No angry comments demanded the return of fake news. No subscribers canceled for lack of conspiracy memes.

If candidates find that outrageous behavior gets their name into headlines, they will continue thinking of ways to become ever-more outrageous. We think our readers prefer substance. We’re sticking with our new policy.”

Ignoring false statements and stunts by politicians is working well so far: Letter from the Editor, The Plain Dealer (Chris Quinn, Editor, July 2021)

We wish our audience were media literate. To fight fake news, we media folk need a helluva lot more digital literacy. That’s how we’ll earn back trust.

Editors: Josef Verbanac and Claire Golding.

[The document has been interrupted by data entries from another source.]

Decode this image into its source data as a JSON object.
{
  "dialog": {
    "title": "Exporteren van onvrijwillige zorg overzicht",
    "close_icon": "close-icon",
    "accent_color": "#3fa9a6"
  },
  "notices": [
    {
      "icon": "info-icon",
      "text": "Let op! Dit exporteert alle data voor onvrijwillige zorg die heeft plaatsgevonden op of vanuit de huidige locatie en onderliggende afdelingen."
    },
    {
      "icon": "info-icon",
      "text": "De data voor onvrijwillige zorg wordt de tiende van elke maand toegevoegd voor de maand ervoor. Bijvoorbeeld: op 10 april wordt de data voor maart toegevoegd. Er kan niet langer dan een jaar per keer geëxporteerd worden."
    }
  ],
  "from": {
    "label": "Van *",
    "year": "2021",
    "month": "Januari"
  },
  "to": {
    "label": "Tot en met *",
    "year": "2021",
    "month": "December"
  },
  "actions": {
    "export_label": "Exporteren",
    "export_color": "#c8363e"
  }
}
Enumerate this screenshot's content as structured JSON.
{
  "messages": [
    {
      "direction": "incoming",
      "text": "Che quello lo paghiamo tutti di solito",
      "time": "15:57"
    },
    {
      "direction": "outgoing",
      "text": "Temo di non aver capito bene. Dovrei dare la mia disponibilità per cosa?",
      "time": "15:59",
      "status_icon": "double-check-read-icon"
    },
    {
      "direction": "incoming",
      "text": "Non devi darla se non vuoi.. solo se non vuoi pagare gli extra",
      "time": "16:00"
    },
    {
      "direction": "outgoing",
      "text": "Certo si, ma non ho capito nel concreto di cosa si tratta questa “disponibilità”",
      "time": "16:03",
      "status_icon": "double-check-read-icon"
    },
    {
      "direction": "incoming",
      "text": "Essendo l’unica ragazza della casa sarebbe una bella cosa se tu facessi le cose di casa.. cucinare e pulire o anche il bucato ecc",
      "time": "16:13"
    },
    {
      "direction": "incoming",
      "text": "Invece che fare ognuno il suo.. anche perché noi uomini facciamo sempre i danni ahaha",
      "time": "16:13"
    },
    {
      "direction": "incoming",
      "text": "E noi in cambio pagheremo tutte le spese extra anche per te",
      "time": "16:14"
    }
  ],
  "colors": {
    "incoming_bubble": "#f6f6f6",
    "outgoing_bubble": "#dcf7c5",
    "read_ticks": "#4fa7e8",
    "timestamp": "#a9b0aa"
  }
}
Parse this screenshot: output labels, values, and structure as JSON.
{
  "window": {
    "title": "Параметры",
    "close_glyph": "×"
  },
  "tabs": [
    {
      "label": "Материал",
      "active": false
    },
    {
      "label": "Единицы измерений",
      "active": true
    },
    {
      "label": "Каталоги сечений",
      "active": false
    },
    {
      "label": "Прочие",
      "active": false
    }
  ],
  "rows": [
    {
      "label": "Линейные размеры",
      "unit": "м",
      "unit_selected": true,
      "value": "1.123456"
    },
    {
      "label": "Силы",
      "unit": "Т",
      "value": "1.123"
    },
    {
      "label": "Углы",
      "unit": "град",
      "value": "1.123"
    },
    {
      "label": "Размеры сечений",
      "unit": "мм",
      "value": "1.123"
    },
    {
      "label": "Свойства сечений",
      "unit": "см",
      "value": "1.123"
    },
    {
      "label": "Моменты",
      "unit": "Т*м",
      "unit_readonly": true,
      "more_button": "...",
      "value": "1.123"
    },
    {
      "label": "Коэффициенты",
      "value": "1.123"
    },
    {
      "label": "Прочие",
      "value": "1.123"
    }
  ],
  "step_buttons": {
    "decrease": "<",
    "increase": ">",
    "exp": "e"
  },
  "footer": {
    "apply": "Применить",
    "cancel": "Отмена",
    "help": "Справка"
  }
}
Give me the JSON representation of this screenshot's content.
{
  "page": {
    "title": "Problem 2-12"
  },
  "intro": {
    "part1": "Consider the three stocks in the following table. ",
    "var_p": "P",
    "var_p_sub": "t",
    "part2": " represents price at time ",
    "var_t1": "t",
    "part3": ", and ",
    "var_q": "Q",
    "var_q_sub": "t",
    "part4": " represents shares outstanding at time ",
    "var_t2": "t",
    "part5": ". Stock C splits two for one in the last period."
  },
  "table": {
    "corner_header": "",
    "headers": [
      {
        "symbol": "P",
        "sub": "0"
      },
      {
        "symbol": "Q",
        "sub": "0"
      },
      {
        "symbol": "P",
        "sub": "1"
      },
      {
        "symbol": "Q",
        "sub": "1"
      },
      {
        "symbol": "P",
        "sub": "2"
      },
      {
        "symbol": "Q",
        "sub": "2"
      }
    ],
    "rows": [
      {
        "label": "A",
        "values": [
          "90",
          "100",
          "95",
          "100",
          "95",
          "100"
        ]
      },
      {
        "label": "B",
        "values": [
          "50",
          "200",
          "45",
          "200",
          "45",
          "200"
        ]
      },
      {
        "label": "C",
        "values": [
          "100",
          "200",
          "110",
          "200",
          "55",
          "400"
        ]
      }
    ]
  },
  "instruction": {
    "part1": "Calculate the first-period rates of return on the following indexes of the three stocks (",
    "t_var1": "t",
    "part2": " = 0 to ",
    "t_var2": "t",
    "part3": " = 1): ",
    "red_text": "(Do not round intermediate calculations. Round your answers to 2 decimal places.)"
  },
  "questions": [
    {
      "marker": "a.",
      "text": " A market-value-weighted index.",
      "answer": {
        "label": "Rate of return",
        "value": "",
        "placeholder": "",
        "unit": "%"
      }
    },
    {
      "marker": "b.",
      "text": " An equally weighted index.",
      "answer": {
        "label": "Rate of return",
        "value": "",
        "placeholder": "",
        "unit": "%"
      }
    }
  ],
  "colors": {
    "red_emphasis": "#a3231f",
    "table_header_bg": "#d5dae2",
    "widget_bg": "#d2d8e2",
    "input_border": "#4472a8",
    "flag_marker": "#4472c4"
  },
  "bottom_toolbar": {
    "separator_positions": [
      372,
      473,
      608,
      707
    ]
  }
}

  1. Soares, Felipe, and Raquel Recuero (2021). How the Mainstream Media Help to Spread Disinformation about Covid-19. M/C Journal 24.1.
  2. Silverman, C. (2015). Lies, damn lies and viral content. Tow Center Reports
  3. Asur, S., Huberman, B. A., Szabo, G., & Wang, C. (2011, July). Trends in social media: Persistence and decay. In Fifth international AAAI conference on weblogs and social media.
  4. Papakyriakopoulos, O., Serrano, J. C. M., & Hegelich, S. (2020). The spread of COVID-19 conspiracy theories on social media and the effect of content moderation. Harvard Kennedy School Misinformation Review, 10.
  5. Allen, J., Howland, B., Mobius, M., Rothschild, D., & Watts, D. J. (2020). Evaluating the fake news problem at the scale of the information ecosystem. Science Advances, 6(14), eaay3539.
  6. Benkler, Y., Tilton, C., Etling, B., Roberts, H., Clark, J., Faris, R.,… & Schmitt, C. (2020). Mail-in voter fraud: Anatomy of a disinformation campaign. Available at SSRN.
  7. Guess, A., Nagler, J., & Tucker, J. (2019). Less than you think: Prevalence and predictors of fake news dissemination on Facebook. Science Advances, 5(1), eaau4586.
  8. Guess, A., Nyhan, B., & Reifler, J. (2018). Selective exposure to misinformation: Evidence from the consumption of fake news during the 2016 US presidential campaign. European Research Council, 9(3), 4.
  9. Grinberg, N., Joseph, K., Friedland, L., Swire-Thompson, B., & Lazer, D. (2019). Fake news on Twitter during the 2016 US presidential election. Science, 363(6425), 374-378.
  10. Tsfati, Y., Boomgaarden, H. G., Strömbäck, J., Vliegenthart, R., Damstra, A., & Lindgren, E. (2020). Causes and consequences of mainstream media dissemination of fake news: literature review and synthesis. Annals of the International Communication Association, 44(2), 157-173.

Any time you write about misinformation and disinformation, the mere fact of casting a spotlight on it will amplify it a bit. There’s no way to avoid it.

Matthew Rosenberg (The New York Times), When does reporting become a megaphone for disinformation?, First Draft (2019)